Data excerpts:

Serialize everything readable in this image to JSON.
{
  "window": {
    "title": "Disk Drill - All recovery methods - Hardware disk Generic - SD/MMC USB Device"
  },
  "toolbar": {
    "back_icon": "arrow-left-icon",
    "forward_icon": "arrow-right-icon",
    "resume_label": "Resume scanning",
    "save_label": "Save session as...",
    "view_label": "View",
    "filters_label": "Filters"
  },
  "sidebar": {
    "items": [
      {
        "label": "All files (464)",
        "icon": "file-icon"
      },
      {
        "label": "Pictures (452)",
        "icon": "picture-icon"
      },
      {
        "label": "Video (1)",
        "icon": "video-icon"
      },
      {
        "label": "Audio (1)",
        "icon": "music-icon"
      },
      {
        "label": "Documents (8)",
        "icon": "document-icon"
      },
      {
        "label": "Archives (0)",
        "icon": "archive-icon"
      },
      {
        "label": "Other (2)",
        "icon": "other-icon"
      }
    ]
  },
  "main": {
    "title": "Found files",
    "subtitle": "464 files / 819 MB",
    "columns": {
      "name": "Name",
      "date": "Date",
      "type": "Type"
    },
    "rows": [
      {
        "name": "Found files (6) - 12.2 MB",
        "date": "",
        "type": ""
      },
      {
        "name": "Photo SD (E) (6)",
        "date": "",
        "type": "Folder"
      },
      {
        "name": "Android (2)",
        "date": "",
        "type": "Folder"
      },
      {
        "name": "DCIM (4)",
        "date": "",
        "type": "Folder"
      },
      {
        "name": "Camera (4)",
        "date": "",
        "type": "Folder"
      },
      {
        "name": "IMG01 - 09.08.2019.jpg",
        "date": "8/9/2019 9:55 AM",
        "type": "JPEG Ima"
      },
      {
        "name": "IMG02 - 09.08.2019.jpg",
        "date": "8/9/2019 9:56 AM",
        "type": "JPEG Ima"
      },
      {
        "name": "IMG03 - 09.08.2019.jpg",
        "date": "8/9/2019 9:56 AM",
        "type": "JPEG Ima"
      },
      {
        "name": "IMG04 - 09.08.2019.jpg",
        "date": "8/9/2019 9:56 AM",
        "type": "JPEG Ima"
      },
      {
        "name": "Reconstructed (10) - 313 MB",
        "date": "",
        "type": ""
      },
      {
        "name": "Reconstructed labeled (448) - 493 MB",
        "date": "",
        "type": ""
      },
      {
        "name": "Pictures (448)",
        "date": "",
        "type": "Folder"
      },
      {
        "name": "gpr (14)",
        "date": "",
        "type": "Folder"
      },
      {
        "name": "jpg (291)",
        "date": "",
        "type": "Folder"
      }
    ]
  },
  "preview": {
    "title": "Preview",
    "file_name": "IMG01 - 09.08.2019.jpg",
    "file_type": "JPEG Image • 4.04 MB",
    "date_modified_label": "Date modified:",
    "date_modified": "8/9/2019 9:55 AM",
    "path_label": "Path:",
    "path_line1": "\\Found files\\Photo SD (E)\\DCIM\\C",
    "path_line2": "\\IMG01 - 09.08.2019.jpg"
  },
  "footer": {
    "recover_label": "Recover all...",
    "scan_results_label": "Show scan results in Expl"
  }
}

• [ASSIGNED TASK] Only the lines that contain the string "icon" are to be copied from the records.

• [RESPONSE BELOW]
    "back_icon": "arrow-left-icon",
    "forward_icon": "arrow-right-icon",
        "icon": "file-icon"
        "icon": "picture-icon"
        "icon": "video-icon"
        "icon": "music-icon"
        "icon": "document-icon"
        "icon": "archive-icon"
        "icon": "other-icon"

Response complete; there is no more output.